“Overall it is more difficult for people of faith to operate in the public square, especially as political leaders,” Christian Elia said. “But that, of course, is exactly why we need religious people in politics, those who have the courage to uphold their beliefs, those which are shared by millions of Canadians.”
While there are politicians who identify as Catholic, there is a risk in speaking out, Kersch said.
“In Canadian political culture, you don’t run with your religion on your sleeve; it’s just not an acceptable thing,” he said.
“There are people in the province who want to do away with the Catholic school board, but at the expense of alienating a lot of voters, it’s unlikely to become a party platform.”
With this in mind, Kersch stresses the importance of meeting with local candidates. From there, one gains a personal understanding of who may end up working on their behalf.
“That candidate is bound by party discipline, but it’s important to know where the candidate stands as an individual,” Kersch said.
“Party discipline is extremely important now, but we should approach our local candidates and assume they will bring up their own concerns in caucus.”
The Alberta election, in particular, has seen its share of negative campaigning. But as voters, we shouldn’t fall into the same trap.
“The constant mud-slinging in recent political campaigns can be frustrating and disheartening. As followers of Christ, though, we might find all of this venom an invitation to examine our consciences,” writes Grandin Media columnist Mike Landry.

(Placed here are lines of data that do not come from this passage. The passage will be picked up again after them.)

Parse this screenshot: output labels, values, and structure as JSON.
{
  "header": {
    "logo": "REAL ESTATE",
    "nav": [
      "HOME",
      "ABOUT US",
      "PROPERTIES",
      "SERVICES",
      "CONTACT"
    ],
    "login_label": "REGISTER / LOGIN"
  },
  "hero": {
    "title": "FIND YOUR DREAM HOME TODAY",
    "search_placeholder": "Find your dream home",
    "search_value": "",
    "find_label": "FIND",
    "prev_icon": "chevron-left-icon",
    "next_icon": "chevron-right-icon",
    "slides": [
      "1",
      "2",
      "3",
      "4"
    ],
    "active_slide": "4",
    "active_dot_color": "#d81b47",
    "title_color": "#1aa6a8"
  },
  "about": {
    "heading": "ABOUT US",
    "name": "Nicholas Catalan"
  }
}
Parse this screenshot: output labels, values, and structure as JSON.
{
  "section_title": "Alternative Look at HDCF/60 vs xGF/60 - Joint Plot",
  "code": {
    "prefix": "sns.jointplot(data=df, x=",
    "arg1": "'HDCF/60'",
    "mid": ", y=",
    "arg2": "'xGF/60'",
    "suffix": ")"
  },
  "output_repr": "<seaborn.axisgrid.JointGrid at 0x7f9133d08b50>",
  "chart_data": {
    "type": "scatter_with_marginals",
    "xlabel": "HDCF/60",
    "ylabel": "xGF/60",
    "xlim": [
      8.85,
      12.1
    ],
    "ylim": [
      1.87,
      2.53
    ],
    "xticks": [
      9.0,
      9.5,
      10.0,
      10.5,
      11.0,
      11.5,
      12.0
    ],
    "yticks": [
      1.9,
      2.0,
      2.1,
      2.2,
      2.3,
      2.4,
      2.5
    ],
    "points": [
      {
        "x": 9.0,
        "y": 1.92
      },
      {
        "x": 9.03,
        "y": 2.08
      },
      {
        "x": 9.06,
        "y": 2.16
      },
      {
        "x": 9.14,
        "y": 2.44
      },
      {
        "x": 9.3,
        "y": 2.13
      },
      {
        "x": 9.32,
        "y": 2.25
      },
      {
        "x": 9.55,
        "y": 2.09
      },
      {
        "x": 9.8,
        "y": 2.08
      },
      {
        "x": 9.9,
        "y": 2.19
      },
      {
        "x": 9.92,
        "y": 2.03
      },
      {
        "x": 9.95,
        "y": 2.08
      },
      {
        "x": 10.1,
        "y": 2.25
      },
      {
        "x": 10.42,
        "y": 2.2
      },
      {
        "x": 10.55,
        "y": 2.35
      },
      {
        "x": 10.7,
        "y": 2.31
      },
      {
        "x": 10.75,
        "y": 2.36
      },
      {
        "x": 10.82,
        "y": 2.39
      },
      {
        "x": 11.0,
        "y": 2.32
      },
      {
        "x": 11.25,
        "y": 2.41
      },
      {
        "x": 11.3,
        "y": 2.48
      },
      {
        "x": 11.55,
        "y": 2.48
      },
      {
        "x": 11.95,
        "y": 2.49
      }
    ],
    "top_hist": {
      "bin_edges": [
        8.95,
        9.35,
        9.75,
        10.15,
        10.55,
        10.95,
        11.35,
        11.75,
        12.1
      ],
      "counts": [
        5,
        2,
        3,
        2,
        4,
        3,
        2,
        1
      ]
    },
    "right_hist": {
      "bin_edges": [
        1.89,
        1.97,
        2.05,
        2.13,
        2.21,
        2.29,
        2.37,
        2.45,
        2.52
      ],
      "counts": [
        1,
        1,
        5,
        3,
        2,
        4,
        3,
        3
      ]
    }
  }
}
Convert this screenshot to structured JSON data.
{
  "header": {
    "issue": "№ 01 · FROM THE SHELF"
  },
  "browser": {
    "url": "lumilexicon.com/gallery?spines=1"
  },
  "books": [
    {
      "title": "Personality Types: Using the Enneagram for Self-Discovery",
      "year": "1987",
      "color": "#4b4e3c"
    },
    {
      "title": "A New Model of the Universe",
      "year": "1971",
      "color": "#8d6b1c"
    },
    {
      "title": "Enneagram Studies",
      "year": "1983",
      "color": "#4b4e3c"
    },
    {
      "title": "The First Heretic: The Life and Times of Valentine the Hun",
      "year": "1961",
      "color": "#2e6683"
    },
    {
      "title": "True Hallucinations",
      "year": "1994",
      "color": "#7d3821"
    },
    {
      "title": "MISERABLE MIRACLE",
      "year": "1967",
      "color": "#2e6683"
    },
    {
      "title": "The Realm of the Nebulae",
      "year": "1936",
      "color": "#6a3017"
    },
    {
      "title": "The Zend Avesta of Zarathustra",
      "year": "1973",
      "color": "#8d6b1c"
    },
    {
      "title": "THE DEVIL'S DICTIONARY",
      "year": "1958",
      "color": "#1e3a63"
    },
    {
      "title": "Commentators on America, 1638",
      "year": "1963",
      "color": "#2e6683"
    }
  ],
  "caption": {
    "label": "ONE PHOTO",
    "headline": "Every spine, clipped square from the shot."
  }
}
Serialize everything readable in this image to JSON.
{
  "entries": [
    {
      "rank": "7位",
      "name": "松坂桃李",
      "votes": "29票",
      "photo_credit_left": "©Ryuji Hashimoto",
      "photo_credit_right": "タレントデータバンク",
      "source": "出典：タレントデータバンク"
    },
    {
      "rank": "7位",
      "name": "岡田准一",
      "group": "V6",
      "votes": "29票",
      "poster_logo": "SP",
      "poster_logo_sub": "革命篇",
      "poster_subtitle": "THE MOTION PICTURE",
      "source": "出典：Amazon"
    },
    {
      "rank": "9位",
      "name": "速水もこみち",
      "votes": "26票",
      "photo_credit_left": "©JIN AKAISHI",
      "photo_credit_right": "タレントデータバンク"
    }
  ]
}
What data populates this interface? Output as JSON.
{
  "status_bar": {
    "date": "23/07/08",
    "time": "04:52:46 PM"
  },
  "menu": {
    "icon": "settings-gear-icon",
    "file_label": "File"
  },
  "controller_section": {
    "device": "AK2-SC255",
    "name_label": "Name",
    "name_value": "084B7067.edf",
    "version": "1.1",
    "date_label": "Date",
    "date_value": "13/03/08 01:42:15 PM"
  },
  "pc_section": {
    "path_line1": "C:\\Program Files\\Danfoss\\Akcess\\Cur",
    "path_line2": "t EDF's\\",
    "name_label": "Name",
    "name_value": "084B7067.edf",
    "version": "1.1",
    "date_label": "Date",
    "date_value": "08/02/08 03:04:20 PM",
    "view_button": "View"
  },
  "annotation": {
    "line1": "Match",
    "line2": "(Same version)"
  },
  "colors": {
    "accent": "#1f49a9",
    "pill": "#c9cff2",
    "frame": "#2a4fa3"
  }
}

“Most of us are not held to the same standard as our political representatives. We are held to a higher standard.
“If someone did a ‘deep dive’ into our thoughts, words, and actions, in the same way as a political campaign examines the life of an opponent – many of us would be found to be lacking in our Christian witness.”
Bennett said for Catholic voters like Katrina Engelhardt, who see conflicts in voting for any of the major political parties, the challenge is do your own research and make an informative choice in the voting booth.
“You have to be really discerning. There’s a lot of responsibility that comes with exercising a vote,” Bennett said.
“But thanks be to God, God has given us good minds, and hopefully we exercise our will appropriately. Always remembering that the goal of politics should be to advance human flourishing and the common good, and we should be supporting candidates that are oriented in that way.”